Suzie Pun, the UW Bioengineering Robert F. Rushmer Professor of Bioengineering, was recently named a 2015 National Academy of Inventors (NAI) Fellow. She is one of 168 leaders of invention and innovation selected for this honor in 2015. Dr. Pun and other 2015 NAI Fellows will be inducted on April 15, 2016 as part of the Fifth Annual Conference of the National Academy of Inventors at the United States Patent and Trademark Office (USPTO) in Alexandria, Va.
Election to NAI Fellow status is a high professional distinction given to academic inventors who demonstrate a prolific spirit of innovation in creating or facilitating outstanding inventions that have made a tangible impact on quality of life, economic development and societal welfare. NAI Fellows are nominated by their peers for outstanding contributions to invention in their fields. The 2015 Fellows bring the total number of NAI Fellows to 582, and account for more than 5,300 of the 20,000 U.S. patents held by all NAI Fellows.
Included among all NAI Fellows are more than 80 presidents and senior leaders of research universities and non-profit research institutes, 310 members of the other National Academies (NAS, NAE, NAM), 27 inductees of the National Inventors Hall of Fame, 32 recipients of the U.S. National Medal of Technology and Innovation and U.S. National Medal of Science, 27 Nobel Laureates, 14 Lemelson-MIT prize recipients, 170 AAAS Fellows and 98 IEEE Fellows, among other awards and distinctions.
The NAI is a 501(c)(3) non-profit member organization comprised of U.S. and international universities, and government and nonprofit research institutions. The organization was founded in 2010 to recognize and encourage inventors with patents issued by the U.S. and Trademark Office, enhance the visibility of academic technology and innovation, encourage the disclosure of intellectual property, educate and mentor innovative students and translate the inventions of its members to benefit society.

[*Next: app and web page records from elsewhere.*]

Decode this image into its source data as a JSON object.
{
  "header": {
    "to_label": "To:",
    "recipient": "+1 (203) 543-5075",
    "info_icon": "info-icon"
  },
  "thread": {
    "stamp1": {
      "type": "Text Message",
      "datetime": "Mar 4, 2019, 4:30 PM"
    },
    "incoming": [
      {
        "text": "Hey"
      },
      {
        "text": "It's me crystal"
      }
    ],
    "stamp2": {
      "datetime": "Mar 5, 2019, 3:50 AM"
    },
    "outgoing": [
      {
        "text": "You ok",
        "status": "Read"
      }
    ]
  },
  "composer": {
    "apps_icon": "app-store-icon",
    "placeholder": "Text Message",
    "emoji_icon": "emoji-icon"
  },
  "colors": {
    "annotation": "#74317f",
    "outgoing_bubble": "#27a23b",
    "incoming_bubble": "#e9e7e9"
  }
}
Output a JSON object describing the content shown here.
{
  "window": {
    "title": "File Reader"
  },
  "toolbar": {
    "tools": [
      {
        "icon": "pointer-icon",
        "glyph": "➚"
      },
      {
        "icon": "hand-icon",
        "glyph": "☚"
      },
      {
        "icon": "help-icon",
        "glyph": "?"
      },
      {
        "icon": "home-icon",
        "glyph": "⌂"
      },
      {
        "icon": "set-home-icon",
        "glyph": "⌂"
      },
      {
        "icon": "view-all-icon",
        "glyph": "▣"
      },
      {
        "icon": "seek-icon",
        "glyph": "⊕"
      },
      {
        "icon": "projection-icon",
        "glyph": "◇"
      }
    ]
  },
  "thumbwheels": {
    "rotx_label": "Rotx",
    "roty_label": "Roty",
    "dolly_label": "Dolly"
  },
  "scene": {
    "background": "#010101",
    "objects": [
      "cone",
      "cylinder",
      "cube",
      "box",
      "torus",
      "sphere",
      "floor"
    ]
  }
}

Dr. Pun’s research focuses on developing bioinspired materials for medical applications. Recently, bioengineers in Dr. Pun’s research group, along with collaborators from UW Emergency Medicine and Chemical Engineering, developed PolySTAT, an injectable polymer that helps strengthen blood clots to stop uncontrolled bleeding. The polymer could be used to quickly treat bleeding in trauma patients in emergency rooms, or in military combat environments or other low-resource settings. Dr. Pun also investigates improved methods for drug delivery to the central nervous system, and detection and treatment of cancer.